→ **WORK ORDER**:
These records need to be repeated exactly, every one of them.

→ **Dataset rows describing interfaces**:
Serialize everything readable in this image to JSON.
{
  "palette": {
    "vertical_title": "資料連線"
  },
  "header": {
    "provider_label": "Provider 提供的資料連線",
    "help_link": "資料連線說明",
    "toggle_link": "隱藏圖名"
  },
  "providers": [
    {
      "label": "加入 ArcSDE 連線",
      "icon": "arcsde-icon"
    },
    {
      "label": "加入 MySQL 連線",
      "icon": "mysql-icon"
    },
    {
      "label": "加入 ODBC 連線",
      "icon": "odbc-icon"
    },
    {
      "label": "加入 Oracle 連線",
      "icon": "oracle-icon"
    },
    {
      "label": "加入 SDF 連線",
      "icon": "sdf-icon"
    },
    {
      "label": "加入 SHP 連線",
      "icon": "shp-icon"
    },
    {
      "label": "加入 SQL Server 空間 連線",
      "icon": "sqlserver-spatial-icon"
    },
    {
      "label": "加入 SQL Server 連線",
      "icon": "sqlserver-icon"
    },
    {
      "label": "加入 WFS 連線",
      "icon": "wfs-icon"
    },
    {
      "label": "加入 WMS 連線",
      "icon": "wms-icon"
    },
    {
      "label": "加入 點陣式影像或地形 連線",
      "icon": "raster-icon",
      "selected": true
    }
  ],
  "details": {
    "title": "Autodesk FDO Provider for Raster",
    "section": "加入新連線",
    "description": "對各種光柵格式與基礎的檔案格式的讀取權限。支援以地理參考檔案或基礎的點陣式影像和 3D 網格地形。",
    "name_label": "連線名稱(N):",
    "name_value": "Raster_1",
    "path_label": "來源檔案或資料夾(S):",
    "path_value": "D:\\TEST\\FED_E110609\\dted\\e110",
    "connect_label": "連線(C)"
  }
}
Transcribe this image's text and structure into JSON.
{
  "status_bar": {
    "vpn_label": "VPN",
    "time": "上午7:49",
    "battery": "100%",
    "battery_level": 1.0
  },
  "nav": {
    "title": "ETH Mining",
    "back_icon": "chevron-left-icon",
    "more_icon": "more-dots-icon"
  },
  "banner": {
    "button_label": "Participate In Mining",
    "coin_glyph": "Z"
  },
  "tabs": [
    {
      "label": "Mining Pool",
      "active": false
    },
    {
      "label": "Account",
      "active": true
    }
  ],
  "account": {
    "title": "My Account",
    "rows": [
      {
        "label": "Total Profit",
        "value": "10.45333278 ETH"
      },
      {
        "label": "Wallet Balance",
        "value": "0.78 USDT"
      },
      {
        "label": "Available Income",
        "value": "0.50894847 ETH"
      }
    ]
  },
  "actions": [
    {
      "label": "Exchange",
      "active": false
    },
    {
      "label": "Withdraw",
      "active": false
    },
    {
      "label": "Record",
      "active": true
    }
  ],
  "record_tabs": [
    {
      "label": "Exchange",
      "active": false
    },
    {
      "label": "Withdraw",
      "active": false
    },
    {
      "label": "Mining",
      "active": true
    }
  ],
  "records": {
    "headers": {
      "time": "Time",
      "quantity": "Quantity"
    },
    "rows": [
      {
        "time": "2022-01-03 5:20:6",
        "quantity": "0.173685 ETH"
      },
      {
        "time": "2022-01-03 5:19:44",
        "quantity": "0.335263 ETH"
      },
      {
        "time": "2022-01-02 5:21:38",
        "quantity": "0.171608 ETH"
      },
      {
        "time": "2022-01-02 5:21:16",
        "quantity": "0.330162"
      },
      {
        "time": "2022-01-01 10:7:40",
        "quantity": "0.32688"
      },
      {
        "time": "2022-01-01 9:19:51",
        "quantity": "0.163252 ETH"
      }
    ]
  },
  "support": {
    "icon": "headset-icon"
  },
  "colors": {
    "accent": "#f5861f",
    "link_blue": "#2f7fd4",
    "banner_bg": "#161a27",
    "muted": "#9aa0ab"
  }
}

→ **WRITTEN ANSWER**:
Serialize everything readable in this image to JSON.
{
  "palette": {
    "vertical_title": "資料連線"
  },
  "header": {
    "provider_label": "Provider 提供的資料連線",
    "help_link": "資料連線說明",
    "toggle_link": "隱藏圖名"
  },
  "providers": [
    {
      "label": "加入 ArcSDE 連線",
      "icon": "arcsde-icon"
    },
    {
      "label": "加入 MySQL 連線",
      "icon": "mysql-icon"
    },
    {
      "label": "加入 ODBC 連線",
      "icon": "odbc-icon"
    },
    {
      "label": "加入 Oracle 連線",
      "icon": "oracle-icon"
    },
    {
      "label": "加入 SDF 連線",
      "icon": "sdf-icon"
    },
    {
      "label": "加入 SHP 連線",
      "icon": "shp-icon"
    },
    {
      "label": "加入 SQL Server 空間 連線",
      "icon": "sqlserver-spatial-icon"
    },
    {
      "label": "加入 SQL Server 連線",
      "icon": "sqlserver-icon"
    },
    {
      "label": "加入 WFS 連線",
      "icon": "wfs-icon"
    },
    {
      "label": "加入 WMS 連線",
      "icon": "wms-icon"
    },
    {
      "label": "加入 點陣式影像或地形 連線",
      "icon": "raster-icon",
      "selected": true
    }
  ],
  "details": {
    "title": "Autodesk FDO Provider for Raster",
    "section": "加入新連線",
    "description": "對各種光柵格式與基礎的檔案格式的讀取權限。支援以地理參考檔案或基礎的點陣式影像和 3D 網格地形。",
    "name_label": "連線名稱(N):",
    "name_value": "Raster_1",
    "path_label": "來源檔案或資料夾(S):",
    "path_value": "D:\\TEST\\FED_E110609\\dted\\e110",
    "connect_label": "連線(C)"
  }
}
Transcribe this image's text and structure into JSON.
{
  "status_bar": {
    "vpn_label": "VPN",
    "time": "上午7:49",
    "battery": "100%",
    "battery_level": 1.0
  },
  "nav": {
    "title": "ETH Mining",
    "back_icon": "chevron-left-icon",
    "more_icon": "more-dots-icon"
  },
  "banner": {
    "button_label": "Participate In Mining",
    "coin_glyph": "Z"
  },
  "tabs": [
    {
      "label": "Mining Pool",
      "active": false
    },
    {
      "label": "Account",
      "active": true
    }
  ],
  "account": {
    "title": "My Account",
    "rows": [
      {
        "label": "Total Profit",
        "value": "10.45333278 ETH"
      },
      {
        "label": "Wallet Balance",
        "value": "0.78 USDT"
      },
      {
        "label": "Available Income",
        "value": "0.50894847 ETH"
      }
    ]
  },
  "actions": [
    {
      "label": "Exchange",
      "active": false
    },
    {
      "label": "Withdraw",
      "active": false
    },
    {
      "label": "Record",
      "active": true
    }
  ],
  "record_tabs": [
    {
      "label": "Exchange",
      "active": false
    },
    {
      "label": "Withdraw",
      "active": false
    },
    {
      "label": "Mining",
      "active": true
    }
  ],
  "records": {
    "headers": {
      "time": "Time",
      "quantity": "Quantity"
    },
    "rows": [
      {
        "time": "2022-01-03 5:20:6",
        "quantity": "0.173685 ETH"
      },
      {
        "time": "2022-01-03 5:19:44",
        "quantity": "0.335263 ETH"
      },
      {
        "time": "2022-01-02 5:21:38",
        "quantity": "0.171608 ETH"
      },
      {
        "time": "2022-01-02 5:21:16",
        "quantity": "0.330162"
      },
      {
        "time": "2022-01-01 10:7:40",
        "quantity": "0.32688"
      },
      {
        "time": "2022-01-01 9:19:51",
        "quantity": "0.163252 ETH"
      }
    ]
  },
  "support": {
    "icon": "headset-icon"
  },
  "colors": {
    "accent": "#f5861f",
    "link_blue": "#2f7fd4",
    "banner_bg": "#161a27",
    "muted": "#9aa0ab"
  }
}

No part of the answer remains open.